Also, for some time now, the navy had adopted a strategy of not putting all its eggs in one basket. This is aimed at decongesting its presence in the Lagos area by expanding to other locations, including Calabar, Warri and Port Harcourt. This decision had led to the establishment of the Nigerian Navy Finance and Logistics College in Owerrinta, Abia State; the Nigerian Navy School of Armament Technology in Kachia, Kaduna State; the Navy School of Health Sciences in Offa, Kwara State; the Command Naval Drafting has been relocated to Lokoja, Kogi State, while the School of Music is now located in Ota, Ogun State. Similarly, the navy is considering relocating its Navy School of Communication and Information Technology and PT School to Ife, Osun State.

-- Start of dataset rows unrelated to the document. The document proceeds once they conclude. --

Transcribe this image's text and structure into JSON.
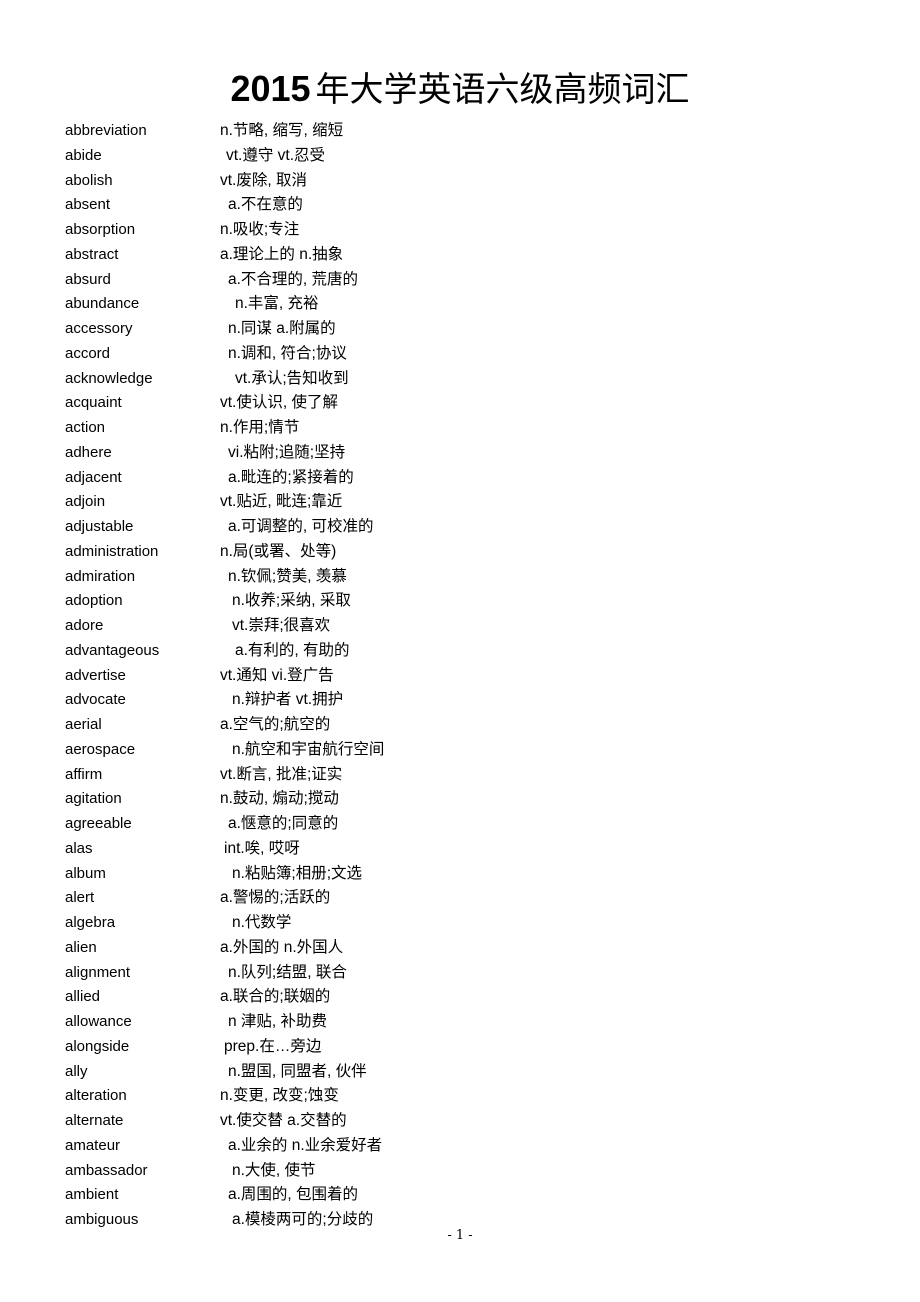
{
  "document": {
    "title_year": "2015",
    "title_rest": "年大学英语六级高频词汇",
    "page_footer": "- 1 -"
  },
  "word_list": {
    "entries": [
      {
        "term": "abbreviation",
        "definition": "n.节略, 缩写, 缩短",
        "indent": 0
      },
      {
        "term": "abide",
        "definition": "vt.遵守 vt.忍受",
        "indent": 6
      },
      {
        "term": "abolish",
        "definition": "vt.废除, 取消",
        "indent": 0
      },
      {
        "term": "absent",
        "definition": "a.不在意的",
        "indent": 8
      },
      {
        "term": "absorption",
        "definition": "n.吸收;专注",
        "indent": 0
      },
      {
        "term": "abstract",
        "definition": "a.理论上的 n.抽象",
        "indent": 0
      },
      {
        "term": "absurd",
        "definition": "a.不合理的, 荒唐的",
        "indent": 8
      },
      {
        "term": "abundance",
        "definition": "n.丰富, 充裕",
        "indent": 15
      },
      {
        "term": "accessory",
        "definition": "n.同谋 a.附属的",
        "indent": 8
      },
      {
        "term": "accord",
        "definition": "n.调和, 符合;协议",
        "indent": 8
      },
      {
        "term": "acknowledge",
        "definition": "vt.承认;告知收到",
        "indent": 15
      },
      {
        "term": "acquaint",
        "definition": "vt.使认识, 使了解",
        "indent": 0
      },
      {
        "term": "action",
        "definition": "n.作用;情节",
        "indent": 0
      },
      {
        "term": "adhere",
        "definition": "vi.粘附;追随;坚持",
        "indent": 8
      },
      {
        "term": "adjacent",
        "definition": "a.毗连的;紧接着的",
        "indent": 8
      },
      {
        "term": "adjoin",
        "definition": "vt.贴近, 毗连;靠近",
        "indent": 0
      },
      {
        "term": "adjustable",
        "definition": "a.可调整的, 可校准的",
        "indent": 8
      },
      {
        "term": "administration",
        "definition": "n.局(或署、处等)",
        "indent": 0
      },
      {
        "term": "admiration",
        "definition": "n.钦佩;赞美, 羡慕",
        "indent": 8
      },
      {
        "term": "adoption",
        "definition": "n.收养;采纳, 采取",
        "indent": 12
      },
      {
        "term": "adore",
        "definition": "vt.崇拜;很喜欢",
        "indent": 12
      },
      {
        "term": "advantageous",
        "definition": "a.有利的, 有助的",
        "indent": 15
      },
      {
        "term": "advertise",
        "definition": "vt.通知 vi.登广告",
        "indent": 0
      },
      {
        "term": "advocate",
        "definition": "n.辩护者 vt.拥护",
        "indent": 12
      },
      {
        "term": "aerial",
        "definition": "a.空气的;航空的",
        "indent": 0
      },
      {
        "term": "aerospace",
        "definition": "n.航空和宇宙航行空间",
        "indent": 12
      },
      {
        "term": "affirm",
        "definition": "vt.断言, 批准;证实",
        "indent": 0
      },
      {
        "term": "agitation",
        "definition": "n.鼓动, 煽动;搅动",
        "indent": 0
      },
      {
        "term": "agreeable",
        "definition": "a.惬意的;同意的",
        "indent": 8
      },
      {
        "term": "alas",
        "definition": "int.唉, 哎呀",
        "indent": 4
      },
      {
        "term": "album",
        "definition": "n.粘贴簿;相册;文选",
        "indent": 12
      },
      {
        "term": "alert",
        "definition": "a.警惕的;活跃的",
        "indent": 0
      },
      {
        "term": "algebra",
        "definition": "n.代数学",
        "indent": 12
      },
      {
        "term": "alien",
        "definition": "a.外国的 n.外国人",
        "indent": 0
      },
      {
        "term": "alignment",
        "definition": "n.队列;结盟, 联合",
        "indent": 8
      },
      {
        "term": "allied",
        "definition": "a.联合的;联姻的",
        "indent": 0
      },
      {
        "term": "allowance",
        "definition": "n 津贴, 补助费",
        "indent": 8
      },
      {
        "term": "alongside",
        "definition": "prep.在…旁边",
        "indent": 4
      },
      {
        "term": "ally",
        "definition": "n.盟国, 同盟者, 伙伴",
        "indent": 8
      },
      {
        "term": "alteration",
        "definition": "n.变更, 改变;蚀变",
        "indent": 0
      },
      {
        "term": "alternate",
        "definition": "vt.使交替 a.交替的",
        "indent": 0
      },
      {
        "term": "amateur",
        "definition": "a.业余的 n.业余爱好者",
        "indent": 8
      },
      {
        "term": "ambassador",
        "definition": "n.大使, 使节",
        "indent": 12
      },
      {
        "term": "ambient",
        "definition": "a.周围的, 包围着的",
        "indent": 8
      },
      {
        "term": "ambiguous",
        "definition": "a.模棱两可的;分歧的",
        "indent": 12
      }
    ]
  }
}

Apart from the Kano base, the board of the navy approved the establishment of two additional naval bases in Lekki, and Oguta. But, out of these three locations, it’s only the choice of Kano as a base that has elicited acidic condemnations. Other parts of the north where the navy has bases are Benue, Kogi, and the Borno States.
Nigeria isn’t the only country that has a naval presence on the land. There are landlocked cities/countries with navies around the world. A landlocked navy is a naval force operated by a country that does not have a coastline. While such a country is not able to develop a sea-going bluewater navy, it can deploy armed forces on major lakes or rivers, which are plentiful in the north.
Examples of landlocked countries that have operational navies include Azerbaijan, Bolivia, the Central African Republic, Kazakhstan, Turkmenistan, Laos, Paraguay, Rwanda, as well as Uganda amongst others. In the USA, the Naval Construction Battalion Centre is located in Mississippi, the Naval Air Station Fallon is in Nevada, the Naval Computer and Telecommunications Area Master Station Atlantic Detachment LaMoure is in North Dakota, while the Navy Information Operations Command – Sugar Grove is in West Virginia. All these states in the USA are landlocked.
Moreover, in the United Kingdom, Her Majesty Ship (HMS) DRYAD and COLLINGWOOD are located on land, instead of on the coast. In Germany, the Logistikschule der Bundeswehr (The Logistics School of the German Armed Forces) is located in Carlstadt, a landlocked city.
From the foregoing, there is absolutely no absurdity in the Nigerian Navy establishing a training school in Kano. In this era of insecurity, as the nation is witnessing, many Nigerians may be unaware that naval officers are involved in many of the internal security operations in states outside the Niger Delta. The affected states include Plateau, Benue, Kaduna, Nasarawa and the North -East.
For Nigeria to win the war against terrorism, banditry, kidnapping and other violent and economic crimes that are threatening the very fabric of the country, it requires all hands to be on deck, irrespective of the arm of the armed forces or security agencies involved. The focus now should be how the country can overcome all these security challenges, and not on the mundane issue of where a military base or facility should be sited.
I strongly support the Navy in its quest for a viable and vibrant partnership with the media as the fourth estate of the Realm. According to the Navy, it views Media as a force multiplier and intends to engage the mass media constructively in a mutually beneficial relationship.
Modibbo is an Abuja based Journalist